[Entries from a dataset of interfaces]
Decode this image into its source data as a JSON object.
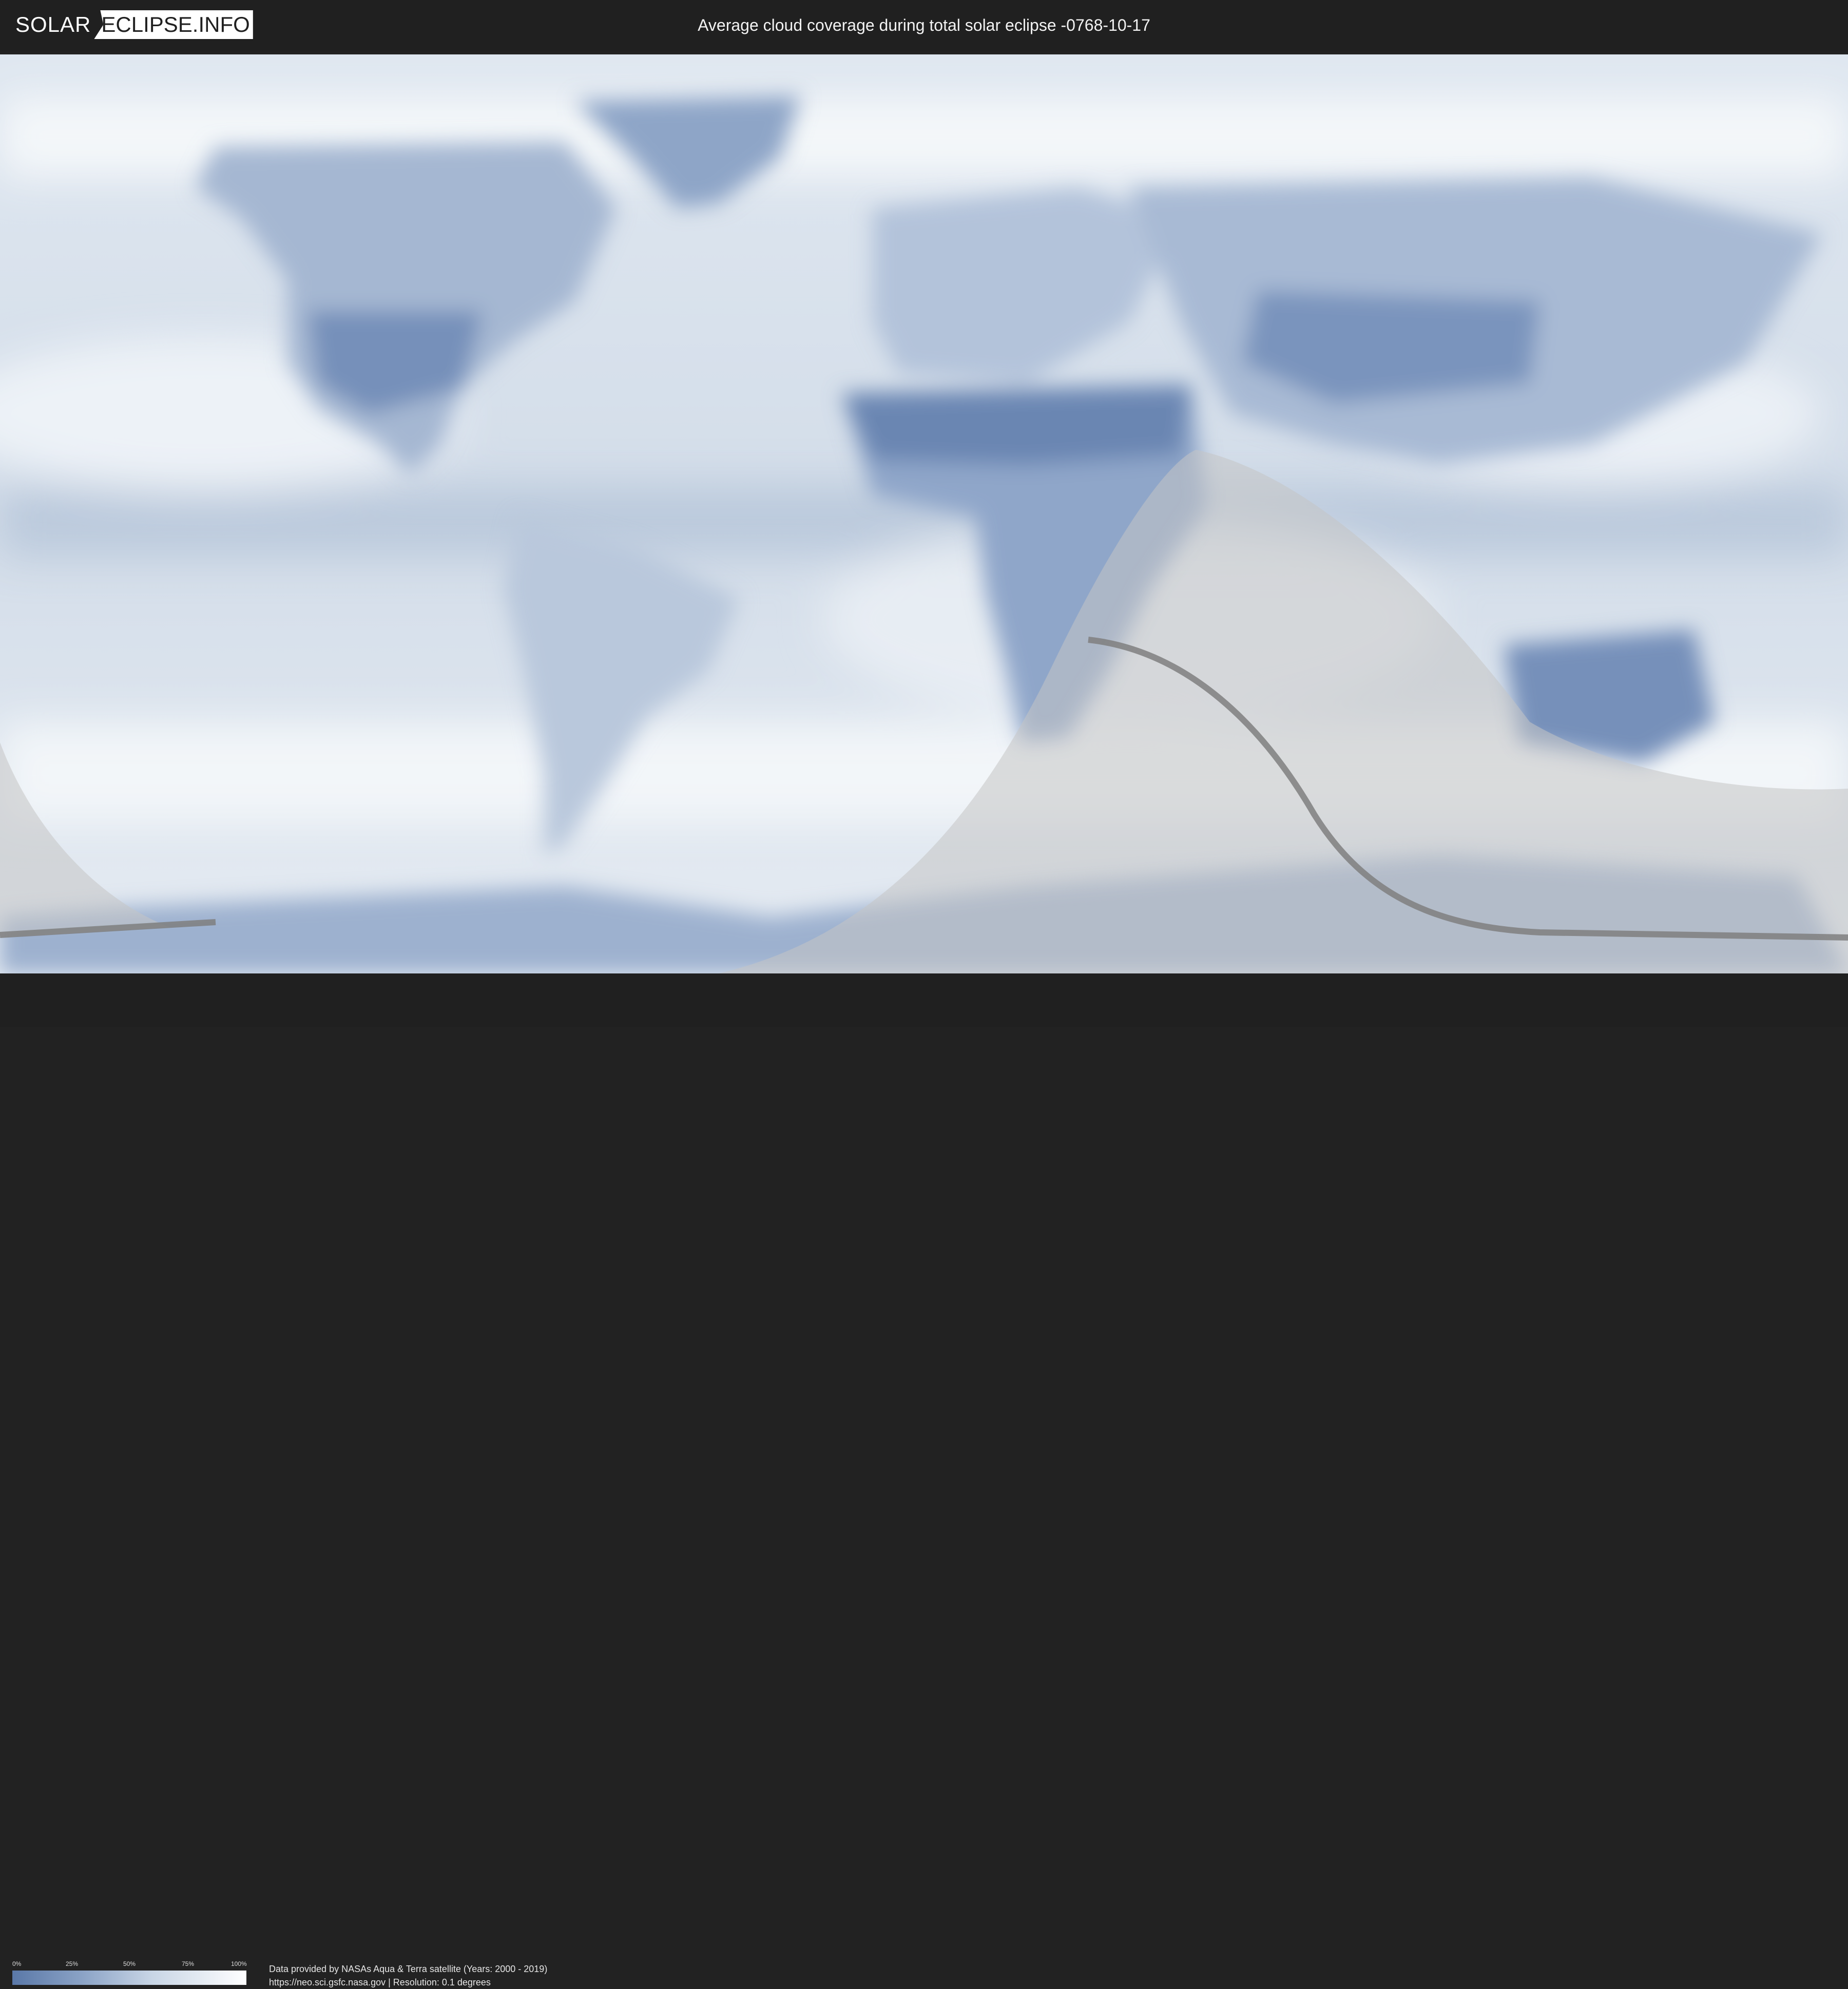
{
  "header": {
    "logo_part1": "SOLAR",
    "logo_part2": "ECLIPSE.INFO",
    "title": "Average cloud coverage during total solar eclipse -0768-10-17"
  },
  "legend": {
    "ticks": [
      "0%",
      "25%",
      "50%",
      "75%",
      "100%"
    ],
    "colors": {
      "low": "#5a78a8",
      "high": "#ffffff"
    }
  },
  "footer": {
    "credit_line1": "Data provided by NASAs Aqua & Terra satellite (Years: 2000 - 2019)",
    "credit_line2": "https://neo.sci.gsfc.nasa.gov | Resolution: 0.1 degrees"
  },
  "colors": {
    "background": "#202020",
    "ocean": "#cbd6e4",
    "land_dark": "#6f89b4",
    "cloud": "#f2f5f9",
    "eclipse_shadow": "#c8c8c8",
    "eclipse_path": "#808080"
  }
}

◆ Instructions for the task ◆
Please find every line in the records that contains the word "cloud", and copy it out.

◆ Solved exercise ◆
    "title": "Average cloud coverage during total solar eclipse -0768-10-17"
    "cloud": "#f2f5f9",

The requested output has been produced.